- EXERCISE AIM: Work out the count of lines in the entries below that include "this", and write only that count.
START DATASET ENTRIES
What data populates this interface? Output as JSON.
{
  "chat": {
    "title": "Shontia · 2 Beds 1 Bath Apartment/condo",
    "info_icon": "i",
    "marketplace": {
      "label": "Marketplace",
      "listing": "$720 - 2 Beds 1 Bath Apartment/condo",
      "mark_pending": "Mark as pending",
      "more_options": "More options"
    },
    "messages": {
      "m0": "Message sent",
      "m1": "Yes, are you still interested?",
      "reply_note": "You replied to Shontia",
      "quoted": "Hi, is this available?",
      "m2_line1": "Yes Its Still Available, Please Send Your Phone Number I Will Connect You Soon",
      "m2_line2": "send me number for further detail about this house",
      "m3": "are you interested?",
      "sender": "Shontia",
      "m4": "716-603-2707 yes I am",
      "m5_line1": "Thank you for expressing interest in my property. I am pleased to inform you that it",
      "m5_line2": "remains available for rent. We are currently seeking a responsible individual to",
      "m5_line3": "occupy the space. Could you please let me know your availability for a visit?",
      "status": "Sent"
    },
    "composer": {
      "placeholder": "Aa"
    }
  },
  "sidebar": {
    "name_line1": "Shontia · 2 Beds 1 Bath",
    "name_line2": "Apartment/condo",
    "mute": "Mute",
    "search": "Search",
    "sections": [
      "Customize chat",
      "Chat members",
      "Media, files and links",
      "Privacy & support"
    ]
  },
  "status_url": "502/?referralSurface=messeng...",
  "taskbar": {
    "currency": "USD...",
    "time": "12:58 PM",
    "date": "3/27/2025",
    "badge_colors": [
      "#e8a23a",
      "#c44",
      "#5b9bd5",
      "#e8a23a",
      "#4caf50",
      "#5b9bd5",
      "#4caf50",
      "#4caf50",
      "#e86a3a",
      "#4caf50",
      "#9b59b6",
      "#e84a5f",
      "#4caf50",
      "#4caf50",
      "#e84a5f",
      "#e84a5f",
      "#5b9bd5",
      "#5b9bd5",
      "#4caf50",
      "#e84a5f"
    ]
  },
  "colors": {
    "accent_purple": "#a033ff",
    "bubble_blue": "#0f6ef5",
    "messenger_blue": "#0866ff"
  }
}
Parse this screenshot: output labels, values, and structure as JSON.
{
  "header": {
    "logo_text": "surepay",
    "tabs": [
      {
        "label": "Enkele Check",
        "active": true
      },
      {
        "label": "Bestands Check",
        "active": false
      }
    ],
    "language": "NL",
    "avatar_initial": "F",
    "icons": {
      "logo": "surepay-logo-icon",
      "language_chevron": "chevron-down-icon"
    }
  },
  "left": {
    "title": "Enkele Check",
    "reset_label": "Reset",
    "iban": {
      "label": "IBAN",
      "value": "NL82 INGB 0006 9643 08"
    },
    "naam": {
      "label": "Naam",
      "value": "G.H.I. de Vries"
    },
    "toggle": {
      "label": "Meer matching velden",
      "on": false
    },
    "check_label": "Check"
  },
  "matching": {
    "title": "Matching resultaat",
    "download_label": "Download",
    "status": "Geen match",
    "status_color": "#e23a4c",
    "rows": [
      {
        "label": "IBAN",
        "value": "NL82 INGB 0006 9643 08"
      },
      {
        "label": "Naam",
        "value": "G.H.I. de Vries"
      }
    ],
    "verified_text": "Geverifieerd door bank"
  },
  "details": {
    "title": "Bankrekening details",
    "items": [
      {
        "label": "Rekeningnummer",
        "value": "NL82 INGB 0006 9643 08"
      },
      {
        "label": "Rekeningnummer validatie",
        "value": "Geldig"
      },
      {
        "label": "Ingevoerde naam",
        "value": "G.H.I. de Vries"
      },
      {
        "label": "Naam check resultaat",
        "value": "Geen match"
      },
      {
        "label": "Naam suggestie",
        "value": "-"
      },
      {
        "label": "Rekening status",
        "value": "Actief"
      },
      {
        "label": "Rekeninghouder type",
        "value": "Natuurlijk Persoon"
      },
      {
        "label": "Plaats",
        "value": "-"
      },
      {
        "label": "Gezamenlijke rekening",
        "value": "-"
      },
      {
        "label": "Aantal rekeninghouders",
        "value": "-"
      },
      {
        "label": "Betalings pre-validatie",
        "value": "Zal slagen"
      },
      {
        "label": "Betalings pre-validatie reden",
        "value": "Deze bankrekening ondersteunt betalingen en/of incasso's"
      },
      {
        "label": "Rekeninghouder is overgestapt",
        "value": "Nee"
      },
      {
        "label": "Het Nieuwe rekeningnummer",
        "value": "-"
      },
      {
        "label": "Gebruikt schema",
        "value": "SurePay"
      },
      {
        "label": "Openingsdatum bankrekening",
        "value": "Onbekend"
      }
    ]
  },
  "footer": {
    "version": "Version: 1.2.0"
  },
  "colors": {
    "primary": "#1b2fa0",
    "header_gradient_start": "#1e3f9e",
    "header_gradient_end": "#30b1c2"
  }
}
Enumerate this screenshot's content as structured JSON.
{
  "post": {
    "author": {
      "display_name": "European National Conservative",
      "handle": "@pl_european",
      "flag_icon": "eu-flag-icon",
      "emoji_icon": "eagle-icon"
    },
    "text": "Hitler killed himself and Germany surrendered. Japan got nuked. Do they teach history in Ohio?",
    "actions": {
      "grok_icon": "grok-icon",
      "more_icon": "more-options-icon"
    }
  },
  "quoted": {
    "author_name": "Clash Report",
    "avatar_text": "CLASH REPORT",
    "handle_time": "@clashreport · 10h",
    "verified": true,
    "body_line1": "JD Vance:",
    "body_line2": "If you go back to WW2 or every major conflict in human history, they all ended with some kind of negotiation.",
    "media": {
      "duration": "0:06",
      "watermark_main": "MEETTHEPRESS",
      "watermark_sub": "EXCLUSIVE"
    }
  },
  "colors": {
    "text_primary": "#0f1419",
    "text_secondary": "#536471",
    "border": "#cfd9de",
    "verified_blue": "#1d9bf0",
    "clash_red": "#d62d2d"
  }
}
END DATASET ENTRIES
- REPLY TO THE TASK: 5